> PROVIDED MATERIAL:
_ _ _
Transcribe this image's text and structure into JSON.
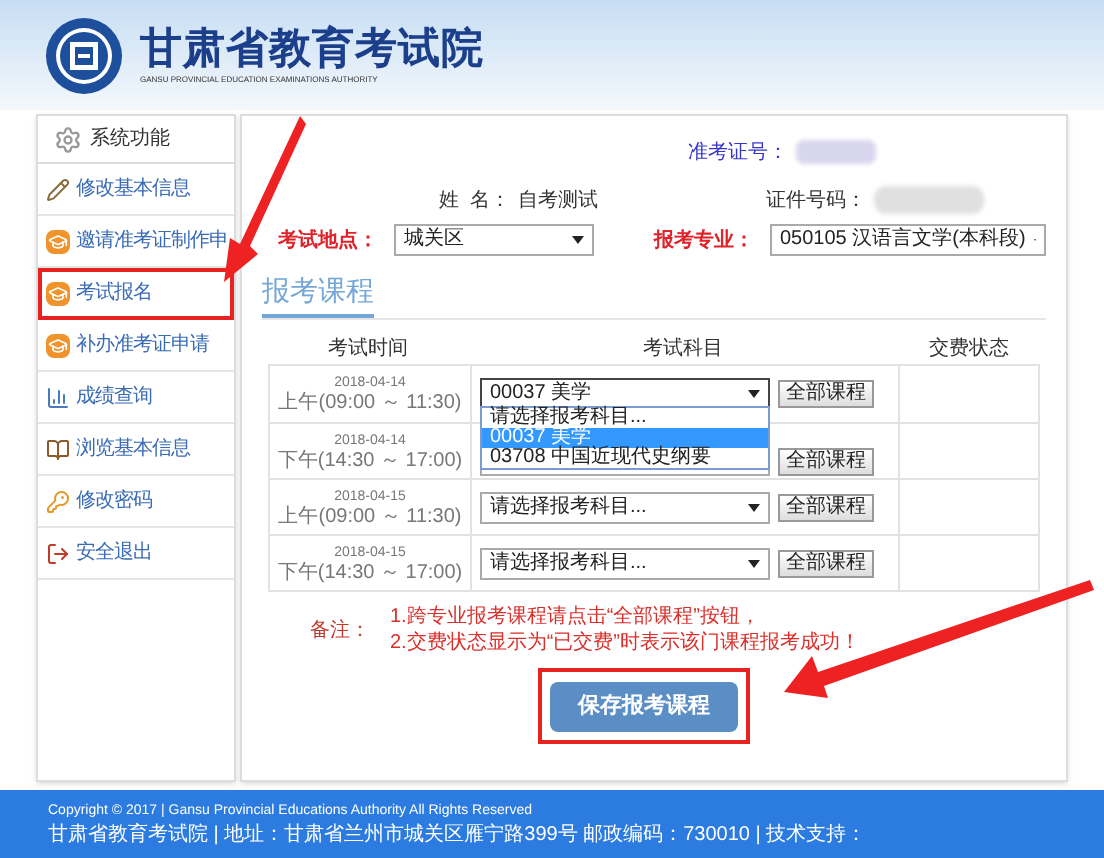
{
  "header": {
    "title": "甘肃省教育考试院",
    "subtitle": "GANSU PROVINCIAL EDUCATION EXAMINATIONS AUTHORITY"
  },
  "sidebar": {
    "title": "系统功能",
    "items": [
      {
        "label": "修改基本信息",
        "highlighted": false
      },
      {
        "label": "邀请准考证制作申",
        "highlighted": false
      },
      {
        "label": "考试报名",
        "highlighted": true
      },
      {
        "label": "补办准考证申请",
        "highlighted": false
      },
      {
        "label": "成绩查询",
        "highlighted": false
      },
      {
        "label": "浏览基本信息",
        "highlighted": false
      },
      {
        "label": "修改密码",
        "highlighted": false
      },
      {
        "label": "安全退出",
        "highlighted": false
      }
    ]
  },
  "ticket_label": "准考证号：",
  "name_label": "姓  名：",
  "name_value": "自考测试",
  "id_label": "证件号码：",
  "location": {
    "label": "考试地点：",
    "value": "城关区"
  },
  "major": {
    "label": "报考专业：",
    "value": "050105 汉语言文学(本科段)"
  },
  "section_title": "报考课程",
  "table": {
    "columns": [
      "考试时间",
      "考试科目",
      "交费状态"
    ],
    "rows": [
      {
        "date": "2018-04-14",
        "time": "上午(09:00 ～ 11:30)",
        "subject": "00037 美学",
        "button": "全部课程",
        "expanded": true,
        "options": [
          {
            "label": "请选择报考科目...",
            "selected": false
          },
          {
            "label": "00037 美学",
            "selected": true
          },
          {
            "label": "03708 中国近现代史纲要",
            "selected": false
          }
        ]
      },
      {
        "date": "2018-04-14",
        "time": "下午(14:30 ～ 17:00)",
        "subject": "",
        "button": "全部课程",
        "expanded": false
      },
      {
        "date": "2018-04-15",
        "time": "上午(09:00 ～ 11:30)",
        "subject": "请选择报考科目...",
        "button": "全部课程",
        "expanded": false
      },
      {
        "date": "2018-04-15",
        "time": "下午(14:30 ～ 17:00)",
        "subject": "请选择报考科目...",
        "button": "全部课程",
        "expanded": false
      }
    ]
  },
  "notes": {
    "label": "备注：",
    "lines": [
      "1.跨专业报考课程请点击“全部课程”按钮，",
      "2.交费状态显示为“已交费”时表示该门课程报考成功！"
    ]
  },
  "save_button": {
    "label": "保存报考课程",
    "highlighted": true
  },
  "footer": [
    "Copyright © 2017 | Gansu Provincial Educations Authority All Rights Reserved",
    "甘肃省教育考试院 | 地址：甘肃省兰州市城关区雁宁路399号 邮政编码：730010 | 技术支持："
  ]
}
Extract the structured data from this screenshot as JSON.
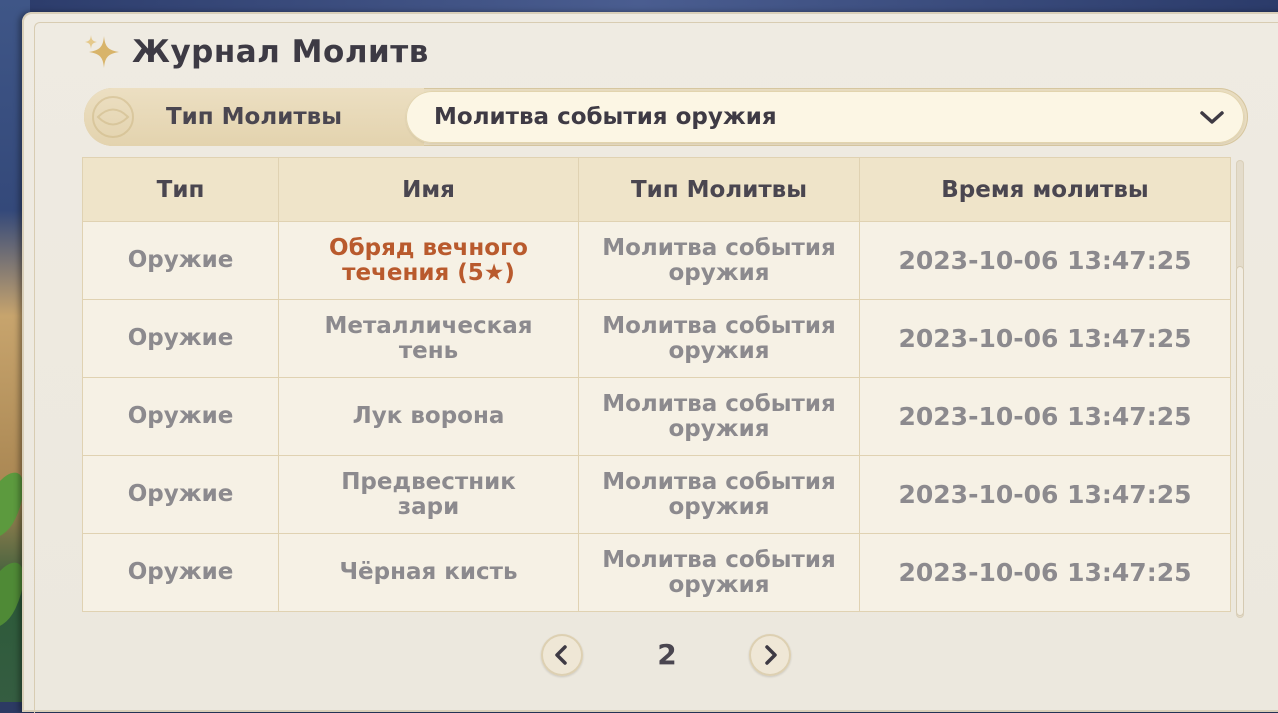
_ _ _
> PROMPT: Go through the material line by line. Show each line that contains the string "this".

> SOLUTION TO THE EXERCISE:
Transcribe this image's text and structure into JSON.
Extract the structured data from this screenshot as JSON.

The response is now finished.